Video marketing is a great move for brands, because they can pack an insanely powerful branding punch. They’re dynamic, and you can use them to better tell full stories that your audience resonates with, adding touches of emotion and even music to drive your point home and define your brand.

There’s a lot of room for how different brands can tell their story in video marketing, and it’s all about the emotional impact you’re going for, the vibe you’re shooting for, and what use cases and stories you focus on.

Here are a few examples of how different brands use video marketing to sell their protein shakes:

4. Bring Branding Into Your Interaction With Your Customers

Customer perception is essential when it comes to defining your brand, because those who are able to brand themselves at every touch point will make a more lasting impression and give themselves more control over the narrative.

Adore Me, for example, has an upbeat, feminine voice navigation system when you call the phone line, greeting all callers with a “Hello, Adorable!” This works to establish a community and build loyalty, which ties in with their VIP subscription program.

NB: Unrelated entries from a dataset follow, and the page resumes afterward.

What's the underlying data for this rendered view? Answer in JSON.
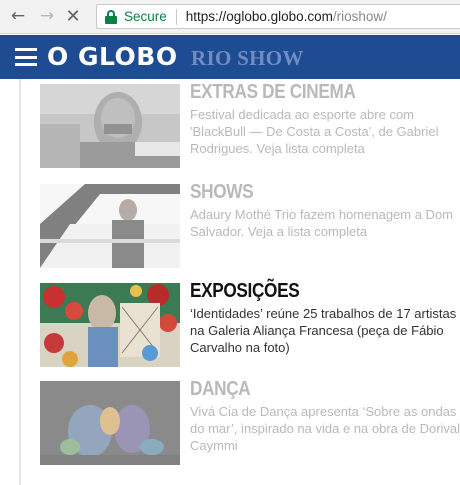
{
  "browser": {
    "secure_label": "Secure",
    "url_host": "https://oglobo.globo.com",
    "url_path": "/rioshow/",
    "icons": [
      "back-arrow-icon",
      "forward-arrow-icon",
      "stop-x-icon",
      "lock-icon"
    ]
  },
  "header": {
    "logo": "O GLOBO",
    "section": "RIO SHOW",
    "background": "#1d4c92",
    "section_color": "#6f8dc2"
  },
  "items": [
    {
      "title": "EXTRAS DE CINEMA",
      "description": "Festival dedicada ao esporte abre com 'BlackBull — De Costa a Costa', de Gabriel Rodrigues. Veja lista completa",
      "state": "faded"
    },
    {
      "title": "SHOWS",
      "description": "Adaury Mothé Trio fazem homenagem a Dom Salvador. Veja a lista completa",
      "state": "faded"
    },
    {
      "title": "EXPOSIÇÕES",
      "description": "‘Identidades’ reúne 25 trabalhos de 17 artistas na Galeria Aliança Francesa (peça de Fábio Carvalho na foto)",
      "state": "active"
    },
    {
      "title": "DANÇA",
      "description": "Vivá Cia de Dança apresenta ‘Sobre as ondas do mar’, inspirado na vida e na obra de Dorival Caymmi",
      "state": "faded"
    }
  ]
}
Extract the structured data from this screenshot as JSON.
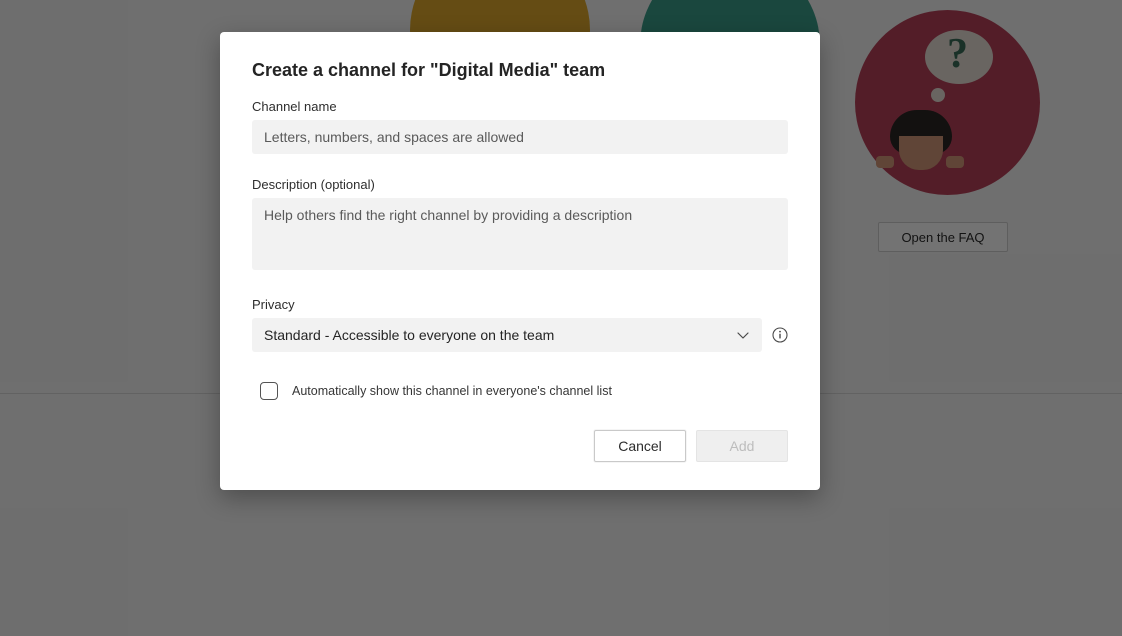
{
  "background": {
    "faq_button": "Open the FAQ"
  },
  "modal": {
    "title": "Create a channel for \"Digital Media\" team",
    "channel_name": {
      "label": "Channel name",
      "placeholder": "Letters, numbers, and spaces are allowed",
      "value": ""
    },
    "description": {
      "label": "Description (optional)",
      "placeholder": "Help others find the right channel by providing a description",
      "value": ""
    },
    "privacy": {
      "label": "Privacy",
      "selected": "Standard - Accessible to everyone on the team"
    },
    "auto_show": {
      "label": "Automatically show this channel in everyone's channel list",
      "checked": false
    },
    "buttons": {
      "cancel": "Cancel",
      "add": "Add"
    }
  }
}
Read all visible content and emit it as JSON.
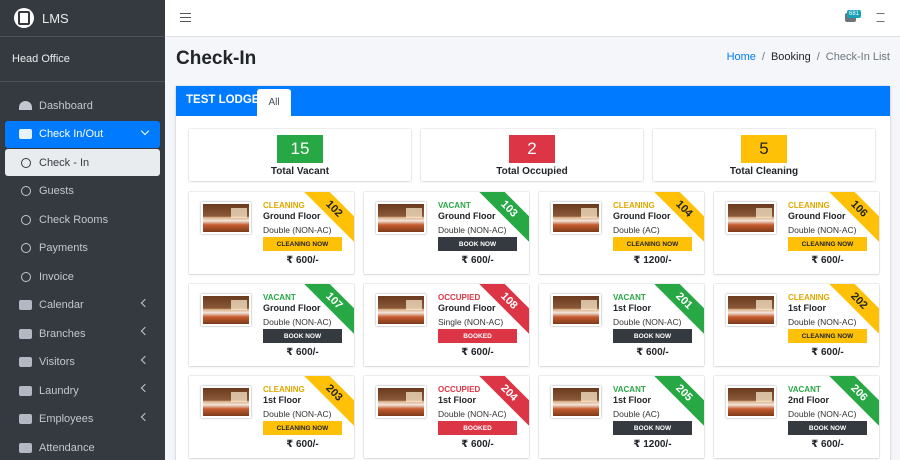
{
  "brand": {
    "name": "LMS"
  },
  "user": {
    "name": "Head Office"
  },
  "nav": [
    {
      "label": "Dashboard",
      "icon": "dashboard-icon",
      "kind": "dash",
      "chevron": false,
      "state": ""
    },
    {
      "label": "Check In/Out",
      "icon": "cart-icon",
      "kind": "cart",
      "chevron": true,
      "state": "active"
    },
    {
      "label": "Check - In",
      "icon": "circle-icon",
      "kind": "circle",
      "chevron": false,
      "state": "sub-active"
    },
    {
      "label": "Guests",
      "icon": "circle-icon",
      "kind": "circle",
      "chevron": false,
      "state": ""
    },
    {
      "label": "Check Rooms",
      "icon": "circle-icon",
      "kind": "circle",
      "chevron": false,
      "state": ""
    },
    {
      "label": "Payments",
      "icon": "circle-icon",
      "kind": "circle",
      "chevron": false,
      "state": ""
    },
    {
      "label": "Invoice",
      "icon": "circle-icon",
      "kind": "circle",
      "chevron": false,
      "state": ""
    },
    {
      "label": "Calendar",
      "icon": "calendar-icon",
      "kind": "box",
      "chevron": true,
      "state": ""
    },
    {
      "label": "Branches",
      "icon": "briefcase-icon",
      "kind": "box",
      "chevron": true,
      "state": ""
    },
    {
      "label": "Visitors",
      "icon": "edit-icon",
      "kind": "box",
      "chevron": true,
      "state": ""
    },
    {
      "label": "Laundry",
      "icon": "list-icon",
      "kind": "box",
      "chevron": true,
      "state": ""
    },
    {
      "label": "Employees",
      "icon": "users-icon",
      "kind": "box",
      "chevron": true,
      "state": ""
    },
    {
      "label": "Attendance",
      "icon": "clock-icon",
      "kind": "box",
      "chevron": false,
      "state": ""
    }
  ],
  "topbar": {
    "badge": "681"
  },
  "page": {
    "title": "Check-In"
  },
  "breadcrumb": {
    "home": "Home",
    "mid": "Booking",
    "current": "Check-In List"
  },
  "lodge": {
    "name": "TEST LODGE",
    "tab": "All"
  },
  "colors": {
    "vacant": "#28a745",
    "occupied": "#dc3545",
    "cleaning": "#ffc107",
    "dark": "#343a40"
  },
  "stats": [
    {
      "value": "15",
      "label": "Total Vacant",
      "color": "#28a745"
    },
    {
      "value": "2",
      "label": "Total Occupied",
      "color": "#dc3545"
    },
    {
      "value": "5",
      "label": "Total Cleaning",
      "color": "#ffc107"
    }
  ],
  "rooms": [
    {
      "number": "102",
      "status": "CLEANING",
      "floor": "Ground Floor",
      "type": "Double (NON-AC)",
      "action": "CLEANING NOW",
      "price": "₹ 600/-"
    },
    {
      "number": "103",
      "status": "VACANT",
      "floor": "Ground Floor",
      "type": "Double (NON-AC)",
      "action": "BOOK NOW",
      "price": "₹ 600/-"
    },
    {
      "number": "104",
      "status": "CLEANING",
      "floor": "Ground Floor",
      "type": "Double (AC)",
      "action": "CLEANING NOW",
      "price": "₹ 1200/-"
    },
    {
      "number": "106",
      "status": "CLEANING",
      "floor": "Ground Floor",
      "type": "Double (NON-AC)",
      "action": "CLEANING NOW",
      "price": "₹ 600/-"
    },
    {
      "number": "107",
      "status": "VACANT",
      "floor": "Ground Floor",
      "type": "Double (NON-AC)",
      "action": "BOOK NOW",
      "price": "₹ 600/-"
    },
    {
      "number": "108",
      "status": "OCCUPIED",
      "floor": "Ground Floor",
      "type": "Single (NON-AC)",
      "action": "BOOKED",
      "price": "₹ 600/-"
    },
    {
      "number": "201",
      "status": "VACANT",
      "floor": "1st Floor",
      "type": "Double (NON-AC)",
      "action": "BOOK NOW",
      "price": "₹ 600/-"
    },
    {
      "number": "202",
      "status": "CLEANING",
      "floor": "1st Floor",
      "type": "Double (NON-AC)",
      "action": "CLEANING NOW",
      "price": "₹ 600/-"
    },
    {
      "number": "203",
      "status": "CLEANING",
      "floor": "1st Floor",
      "type": "Double (NON-AC)",
      "action": "CLEANING NOW",
      "price": "₹ 600/-"
    },
    {
      "number": "204",
      "status": "OCCUPIED",
      "floor": "1st Floor",
      "type": "Double (NON-AC)",
      "action": "BOOKED",
      "price": "₹ 600/-"
    },
    {
      "number": "205",
      "status": "VACANT",
      "floor": "1st Floor",
      "type": "Double (AC)",
      "action": "BOOK NOW",
      "price": "₹ 1200/-"
    },
    {
      "number": "206",
      "status": "VACANT",
      "floor": "2nd Floor",
      "type": "Double (NON-AC)",
      "action": "BOOK NOW",
      "price": "₹ 600/-"
    }
  ]
}
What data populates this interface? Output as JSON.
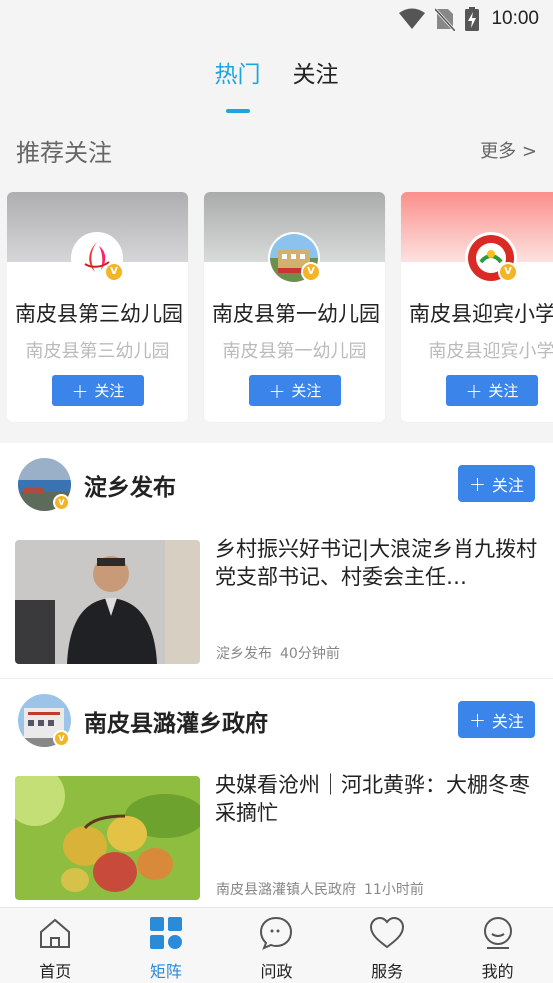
{
  "status": {
    "time": "10:00"
  },
  "tabs": [
    {
      "label": "热门",
      "active": true
    },
    {
      "label": "关注",
      "active": false
    }
  ],
  "recommend": {
    "title": "推荐关注",
    "more": "更多 >",
    "follow_label": "关注",
    "cards": [
      {
        "name": "南皮县第三幼儿园",
        "subtitle": "南皮县第三幼儿园",
        "banner": "#b9b9bb"
      },
      {
        "name": "南皮县第一幼儿园",
        "subtitle": "南皮县第一幼儿园",
        "banner": "#b6b9b8"
      },
      {
        "name": "南皮县迎宾小学",
        "subtitle": "南皮县迎宾小学",
        "banner": "#fb9a96"
      }
    ]
  },
  "feed": {
    "follow_label": "关注",
    "badge": "V",
    "items": [
      {
        "account": "淀乡发布",
        "title": "乡村振兴好书记|大浪淀乡肖九拨村党支部书记、村委会主任…",
        "source": "淀乡发布",
        "time": "40分钟前"
      },
      {
        "account": "南皮县潞灌乡政府",
        "title": "央媒看沧州｜河北黄骅：大棚冬枣采摘忙",
        "source": "南皮县潞灌镇人民政府",
        "time": "11小时前"
      }
    ]
  },
  "bottom_nav": [
    {
      "label": "首页",
      "icon": "home-icon",
      "active": false
    },
    {
      "label": "矩阵",
      "icon": "grid-icon",
      "active": true
    },
    {
      "label": "问政",
      "icon": "chat-icon",
      "active": false
    },
    {
      "label": "服务",
      "icon": "heart-icon",
      "active": false
    },
    {
      "label": "我的",
      "icon": "user-icon",
      "active": false
    }
  ],
  "colors": {
    "accent": "#1ea5e0",
    "button": "#3b84ea",
    "badge": "#f1b526"
  }
}
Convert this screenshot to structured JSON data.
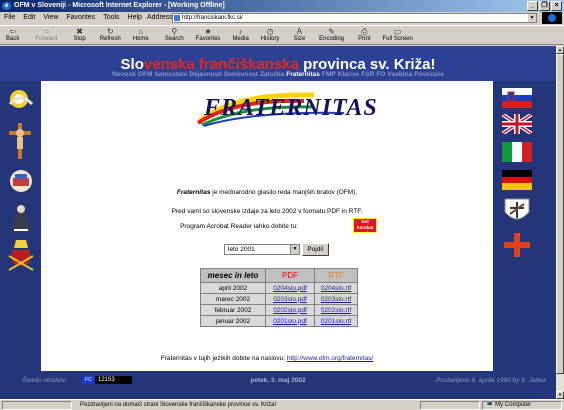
{
  "window": {
    "title": "OFM v Sloveniji - Microsoft Internet Explorer - [Working Offline]",
    "buttons": [
      "_",
      "❐",
      "×"
    ]
  },
  "menu": [
    "File",
    "Edit",
    "View",
    "Favorites",
    "Tools",
    "Help"
  ],
  "address": {
    "label": "Address",
    "url": "http://franciskani.fkc.si/"
  },
  "toolbar": [
    {
      "label": "Back",
      "icon": "⇦",
      "name": "back"
    },
    {
      "label": "Forward",
      "icon": "⇨",
      "name": "forward",
      "disabled": true
    },
    {
      "label": "Stop",
      "icon": "✖",
      "name": "stop"
    },
    {
      "label": "Refresh",
      "icon": "↻",
      "name": "refresh"
    },
    {
      "label": "Home",
      "icon": "⌂",
      "name": "home"
    },
    {
      "label": "Search",
      "icon": "⚲",
      "name": "search"
    },
    {
      "label": "Favorites",
      "icon": "★",
      "name": "favorites"
    },
    {
      "label": "Media",
      "icon": "♪",
      "name": "media"
    },
    {
      "label": "History",
      "icon": "◷",
      "name": "history"
    },
    {
      "label": "Size",
      "icon": "A",
      "name": "size"
    },
    {
      "label": "Encoding",
      "icon": "✎",
      "name": "encoding"
    },
    {
      "label": "Print",
      "icon": "⎙",
      "name": "print"
    },
    {
      "label": "Full Screen",
      "icon": "▭",
      "name": "full-screen"
    }
  ],
  "header": {
    "title_part1": "Slo",
    "title_part2": "venska",
    "title_part3": " frančiškanska",
    "title_part4": " provinca sv. Križa!",
    "nav": [
      "Novosti",
      "OFM",
      "Samostani",
      "Dejavnosti",
      "Duhovnost",
      "Založba",
      "Fraternitas",
      "FMP",
      "Klarise",
      "FSR",
      "FO",
      "Vsebina",
      "Povezave"
    ],
    "active_nav": "Fraternitas"
  },
  "logo": {
    "text": "FRATERNITAS"
  },
  "content": {
    "intro_bold": "Fraternitas",
    "intro_rest": " je mednarodno glasilo reda manjših bratov (OFM).",
    "line2": "Pred vami so slovenske izdaje za leto 2002 v formatu PDF in RTF.",
    "acrobat_text": "Program Acrobat Reader lahko dobite tu:",
    "acrobat_button": "Get Acrobat Reader",
    "select_value": "leto 2001",
    "go_button": "Pojdi!",
    "table": {
      "headers": [
        "mesec in leto",
        "PDF",
        "RTF"
      ],
      "rows": [
        [
          "april 2002",
          "0204slo.pdf",
          "0204slo.rtf"
        ],
        [
          "marec 2002",
          "0203slo.pdf",
          "0203slo.rtf"
        ],
        [
          "februar 2002",
          "0202slo.pdf",
          "0202slo.rtf"
        ],
        [
          "januar 2002",
          "0201slo.pdf",
          "0201slo.rtf"
        ]
      ]
    },
    "footer_text": "Fraternitas v tujih jezikih dobite na naslovu: ",
    "footer_link": "http://www.ofm.org/fraternitas/"
  },
  "bottom": {
    "counter_label": "Število obiskov:",
    "counter_badge": "FC",
    "counter_value": "12153",
    "date": "petek, 3. maj 2002",
    "updated_text": "Postavljeno 8. aprila 1999 by ",
    "updated_link": "fr. Janez"
  },
  "status": {
    "message": "Pozdravljeni na domači strani Slovenske frančiškanske province sv. Križa!",
    "zone": "My Computer"
  },
  "colors": {
    "page_bg": "#25357a",
    "title_red": "#e02a20",
    "pdf_red": "#ff0000",
    "rtf_orange": "#e8861c"
  }
}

Casper sells mattresses, but happily jokes with their customers in the comments section on their posts and ads. It makes them seem accessible and customer-oriented.


Building a brand can be tricky, and it’s something that takes a lot of intentional effort over a long period of time. You can’t just say “we’re a customer-friendly brand” and let that be enough; you also have to back this up through your messaging and your business’s actions. Remember that your brand isn’t just what you say it is, but what others perceive you to be.

Need a little extra help defining your brand? We can help! Get in touch to learn more here.

Ana Gotter
Ana is a content marketer, copywriter, and ghostwriter specializing in business management and social media marketing, though she's written in a variety of other niches. She can be contacted at